Plan to Cut Off Clinics’ Funds Called Illogical
Calling on the hot line was a tearful, stammering 15-year-old girl with gonorrhea.
She was coaxed into visiting T.H.E. Clinic for Women in Los Angeles, where she had a medical exam and was given antibiotics to cure her condition. She also got her first birth control device.
The teen-ager was one of more than 500,000 young females statewide who last year visited hundreds of state-supported family planning clinics that are scheduled to lose their funding in July under Gov. George Deukmejian’s newly proposed state budget.
Health care advocates denounced the governor’s plan Wednesday. They defended the state’s expenditure of $36.2 million--by far the largest source of support for family planning services--as one of the state health department’s most cost-effective programs.
“I thought we’d gotten past this kind of illogical cutting of programs that are so cost-effective,” said Sylvia Drew Ivie, executive director of T.H.E. Clinic on Martin Luther King Jr. Boulevard in the Crenshaw area.
Her clinic receives about $300,000 a year in state family planning funds to pay for birth control supplies, exams, counseling and testing for sexually transmitted diseases in more than 3,000 low-income females, who are mostly Asian, black and Latino. None of these state funds may be used for abortions, although some clinics do provide abortion referrals.
“We save the taxpayers an enormous amount of money by helping women prevent unwanted births through birth control,” Ivie said.
Without the state funds, she said, services at T.H.E. Clinic, founded in 1972, would be “devastated.” Statewide, these cuts will cause “more unwanted pregnancies, less prenatal care and a higher infant mortality rate,” she said.
Planned Parenthood officials in Sacramento said that it has been shown that $6 in medical care and social services is saved for every $1 spent on family planning services, according to a study by the Institute for Health Policy Studies at the University of California.

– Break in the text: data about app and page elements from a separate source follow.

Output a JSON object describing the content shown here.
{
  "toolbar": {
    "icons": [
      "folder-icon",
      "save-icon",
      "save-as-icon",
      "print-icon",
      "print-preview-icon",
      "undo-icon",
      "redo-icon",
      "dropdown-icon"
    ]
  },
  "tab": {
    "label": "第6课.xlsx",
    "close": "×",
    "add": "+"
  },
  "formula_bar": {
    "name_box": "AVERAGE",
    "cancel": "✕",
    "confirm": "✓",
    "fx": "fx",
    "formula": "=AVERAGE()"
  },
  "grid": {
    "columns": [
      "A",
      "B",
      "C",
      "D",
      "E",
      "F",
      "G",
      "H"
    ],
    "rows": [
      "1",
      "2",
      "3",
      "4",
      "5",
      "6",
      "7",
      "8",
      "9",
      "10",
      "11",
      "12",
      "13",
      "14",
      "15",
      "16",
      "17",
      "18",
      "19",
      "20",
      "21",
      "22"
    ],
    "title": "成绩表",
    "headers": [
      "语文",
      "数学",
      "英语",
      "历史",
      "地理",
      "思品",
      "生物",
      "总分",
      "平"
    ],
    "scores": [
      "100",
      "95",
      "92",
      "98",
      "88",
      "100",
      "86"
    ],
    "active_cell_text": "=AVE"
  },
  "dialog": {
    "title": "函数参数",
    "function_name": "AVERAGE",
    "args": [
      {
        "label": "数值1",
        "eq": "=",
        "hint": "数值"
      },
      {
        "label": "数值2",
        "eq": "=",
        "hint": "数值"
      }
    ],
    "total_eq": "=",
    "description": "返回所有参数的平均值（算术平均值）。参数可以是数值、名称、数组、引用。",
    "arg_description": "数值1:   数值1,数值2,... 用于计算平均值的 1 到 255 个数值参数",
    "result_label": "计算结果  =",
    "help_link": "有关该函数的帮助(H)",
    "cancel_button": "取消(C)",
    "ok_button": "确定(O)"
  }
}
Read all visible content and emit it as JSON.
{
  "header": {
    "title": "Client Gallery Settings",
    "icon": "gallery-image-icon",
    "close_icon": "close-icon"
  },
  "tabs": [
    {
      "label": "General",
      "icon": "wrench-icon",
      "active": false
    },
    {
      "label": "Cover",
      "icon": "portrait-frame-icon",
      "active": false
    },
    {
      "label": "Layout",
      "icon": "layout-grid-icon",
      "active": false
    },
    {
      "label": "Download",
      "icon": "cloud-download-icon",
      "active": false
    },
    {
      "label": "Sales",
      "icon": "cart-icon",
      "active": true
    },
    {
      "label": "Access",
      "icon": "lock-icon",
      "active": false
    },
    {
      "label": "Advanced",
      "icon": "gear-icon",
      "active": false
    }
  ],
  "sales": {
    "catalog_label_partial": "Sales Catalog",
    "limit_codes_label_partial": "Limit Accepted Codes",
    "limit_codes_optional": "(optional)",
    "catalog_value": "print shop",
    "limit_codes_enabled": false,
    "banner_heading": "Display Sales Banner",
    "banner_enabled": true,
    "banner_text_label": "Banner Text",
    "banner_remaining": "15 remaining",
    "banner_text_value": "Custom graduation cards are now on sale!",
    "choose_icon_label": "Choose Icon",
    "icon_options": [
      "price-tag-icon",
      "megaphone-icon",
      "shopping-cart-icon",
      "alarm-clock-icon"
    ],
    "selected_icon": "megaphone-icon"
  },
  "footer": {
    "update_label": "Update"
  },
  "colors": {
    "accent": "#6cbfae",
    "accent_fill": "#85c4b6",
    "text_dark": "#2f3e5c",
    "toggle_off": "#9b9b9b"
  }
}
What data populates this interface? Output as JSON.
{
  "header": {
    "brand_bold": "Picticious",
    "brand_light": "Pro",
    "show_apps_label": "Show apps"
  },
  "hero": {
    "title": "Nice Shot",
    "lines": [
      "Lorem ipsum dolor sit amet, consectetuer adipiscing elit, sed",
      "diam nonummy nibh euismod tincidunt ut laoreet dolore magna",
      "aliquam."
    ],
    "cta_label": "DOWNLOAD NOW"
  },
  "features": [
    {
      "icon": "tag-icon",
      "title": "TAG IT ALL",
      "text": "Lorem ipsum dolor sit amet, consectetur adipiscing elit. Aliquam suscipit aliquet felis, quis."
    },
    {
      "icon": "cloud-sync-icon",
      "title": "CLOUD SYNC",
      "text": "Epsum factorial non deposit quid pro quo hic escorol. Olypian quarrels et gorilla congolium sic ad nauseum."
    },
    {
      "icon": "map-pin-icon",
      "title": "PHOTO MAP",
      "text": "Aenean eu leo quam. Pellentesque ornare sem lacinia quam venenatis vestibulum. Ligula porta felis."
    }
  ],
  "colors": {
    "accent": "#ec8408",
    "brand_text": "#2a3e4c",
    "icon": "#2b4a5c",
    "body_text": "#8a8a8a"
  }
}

Planned Parenthood’s 90 clinics statewide receive about a quarter of the state’s family planning funds, spokesman David Alois said.
The federal government also funds family planning services, amounting to $12.5 million in the state last year. That funding is expected to continue, but would probably be stretched so thin that drastic cuts would undoubtedly have to be made in innovative programs such as the one at T.H.E. Clinic targeting pregnant teens and adolescent boys.
Federal, State Money
In Los Angeles County, about $9.4 million in state money and $4 million in federal funds support 90 family planning clinics. Half are run by nonprofit groups and the rest are public clinics located in county facilities, said Tom Kraing, director of the Los Angeles Regional Family Planning Council, which distributes both the federal and state money.
He predicted that many excellent nonprofit clinics would be forced to close, including perhaps T.H.E. Clinic.
Ivie described the clinic’s family planning funds as “the core of . . . our financial strength.” Cuts in these services, she said, would jeopardize the viability of the whole clinic, including its other services--prenatal care for hundreds of pregnant women, AIDS testing, nutritional programs, free immunization of children as well as free breast examinations and pap smears.
To eliminate $36.2 million in family planning funding, the Legislature must repeal legislation that set up and funded the state health department’s office of family planning. If the Legislature refuses to do so, Deukmejian has said that he will gut the program by slashing its budget by two-thirds.
“I do not wish to have to make any of these reductions,” Deukmejian said Tuesday. “But if the Legislature does not support such actions, I fear that the alternative will be much worse.” He threatened to slash other programs, including those for local mental health, Alzheimer’s disease research, senior nutrition and alcohol and drug treatment programs.
The matter will be debated during the next six months. Meantime, a spokesman for the state Health Services Department said, grant applications for family planning funds will be accepted and evaluated.